The moment Cuarón decides to end the one-shot, the impact it has on audiences is immediate. Finally allowed to take the deep breath that most had unconsciously been holding, we’re reoriented and ever-so-briefly able to get our bearings. There aren’t exactly many signposts or landmarks in space, so the film smartly cuts back to Earth with Stone tumbling in the foreground — away from the destroyed shuttle and from any hope of rescue.
But what often gets lost in the hype of the initial one-shot sequence is the fact that the film immediately transitions into another one centered exclusively on Stone. As Kowalski desperately pleads with her over the radio to report her position, Cuarón and Lubezki heighten her fear by locking the camera onto her helmet as she tumbles uncontrollably and at a stomach-churning rate. Where they mostly relied on spectacle to this point, we’re now thrust right into Stone’s helmet along with her in the most intimate of the movie’s perspectives. Now in the shadow of the Earth, most viewers were likely too caught up in the action to even notice the dramatically shifted lighting. What once felt like a comforting and mundane mission in broad daylight now takes on a much more sinister aura in the depths of space, tempered only by Kowalski’s arrival. After managing to find Stone and tether themselves together, they make their way back to the ruined shuttle to take stock of their situation.

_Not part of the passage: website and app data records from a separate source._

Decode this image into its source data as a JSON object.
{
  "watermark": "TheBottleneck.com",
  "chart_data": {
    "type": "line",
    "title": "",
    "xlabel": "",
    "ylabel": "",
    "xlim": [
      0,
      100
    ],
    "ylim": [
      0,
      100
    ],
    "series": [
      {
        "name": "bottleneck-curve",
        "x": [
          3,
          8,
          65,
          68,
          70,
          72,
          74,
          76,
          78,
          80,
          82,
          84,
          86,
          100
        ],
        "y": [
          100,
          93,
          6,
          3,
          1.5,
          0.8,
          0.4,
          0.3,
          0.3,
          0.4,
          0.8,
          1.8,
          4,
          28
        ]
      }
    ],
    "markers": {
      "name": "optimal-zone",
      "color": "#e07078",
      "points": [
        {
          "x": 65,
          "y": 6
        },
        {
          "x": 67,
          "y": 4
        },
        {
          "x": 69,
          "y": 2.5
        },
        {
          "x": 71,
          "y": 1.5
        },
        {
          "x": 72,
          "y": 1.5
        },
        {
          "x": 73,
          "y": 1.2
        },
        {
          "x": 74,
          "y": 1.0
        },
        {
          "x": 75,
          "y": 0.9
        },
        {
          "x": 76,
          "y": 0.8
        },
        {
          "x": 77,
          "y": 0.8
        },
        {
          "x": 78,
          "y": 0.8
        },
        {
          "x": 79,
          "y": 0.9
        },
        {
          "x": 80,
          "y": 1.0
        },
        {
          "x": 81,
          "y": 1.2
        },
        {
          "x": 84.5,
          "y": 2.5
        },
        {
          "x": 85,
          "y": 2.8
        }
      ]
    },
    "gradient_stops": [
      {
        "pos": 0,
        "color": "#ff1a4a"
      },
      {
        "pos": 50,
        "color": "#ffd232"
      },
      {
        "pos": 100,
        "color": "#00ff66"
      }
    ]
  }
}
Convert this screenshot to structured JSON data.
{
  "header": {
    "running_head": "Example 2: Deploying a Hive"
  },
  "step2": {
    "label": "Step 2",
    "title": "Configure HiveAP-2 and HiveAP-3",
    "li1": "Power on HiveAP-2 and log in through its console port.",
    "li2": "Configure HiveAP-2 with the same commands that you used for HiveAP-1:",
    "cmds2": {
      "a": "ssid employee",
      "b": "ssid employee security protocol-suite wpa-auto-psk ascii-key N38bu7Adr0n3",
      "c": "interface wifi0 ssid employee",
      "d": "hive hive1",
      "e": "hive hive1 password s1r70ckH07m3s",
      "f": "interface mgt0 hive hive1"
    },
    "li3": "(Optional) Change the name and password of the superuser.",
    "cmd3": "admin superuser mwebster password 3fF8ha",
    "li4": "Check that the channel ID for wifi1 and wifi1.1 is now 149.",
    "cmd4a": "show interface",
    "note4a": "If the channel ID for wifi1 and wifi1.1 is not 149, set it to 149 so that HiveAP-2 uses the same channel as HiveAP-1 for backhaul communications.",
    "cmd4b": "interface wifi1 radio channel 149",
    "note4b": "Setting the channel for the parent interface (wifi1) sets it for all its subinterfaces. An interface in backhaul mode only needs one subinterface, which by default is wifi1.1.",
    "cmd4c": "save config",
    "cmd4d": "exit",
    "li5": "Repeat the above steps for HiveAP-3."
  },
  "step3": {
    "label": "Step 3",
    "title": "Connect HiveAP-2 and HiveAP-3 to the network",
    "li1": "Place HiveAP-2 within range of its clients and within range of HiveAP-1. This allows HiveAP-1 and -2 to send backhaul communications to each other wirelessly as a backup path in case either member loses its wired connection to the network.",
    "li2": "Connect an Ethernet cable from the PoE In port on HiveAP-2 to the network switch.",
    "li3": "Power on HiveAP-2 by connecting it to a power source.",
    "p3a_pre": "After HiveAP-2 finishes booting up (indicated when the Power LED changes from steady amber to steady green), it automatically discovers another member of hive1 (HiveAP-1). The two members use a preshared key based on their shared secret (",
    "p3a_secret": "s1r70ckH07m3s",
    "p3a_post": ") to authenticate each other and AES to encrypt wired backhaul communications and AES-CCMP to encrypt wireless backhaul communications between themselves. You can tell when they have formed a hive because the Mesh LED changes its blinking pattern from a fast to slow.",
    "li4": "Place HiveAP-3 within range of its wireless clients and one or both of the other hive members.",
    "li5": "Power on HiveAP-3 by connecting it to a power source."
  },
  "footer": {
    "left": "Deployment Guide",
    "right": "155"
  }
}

Although “Gravity” still relies on an abundance of longer shots throughout the rest of its runtime, there’s no denying the power of these early ones to help set the tone. Part roller coaster, part IMAX documentary, and part survival tale, “Gravity” has its opening oner to thank for teeing up the rest of the thrills to come.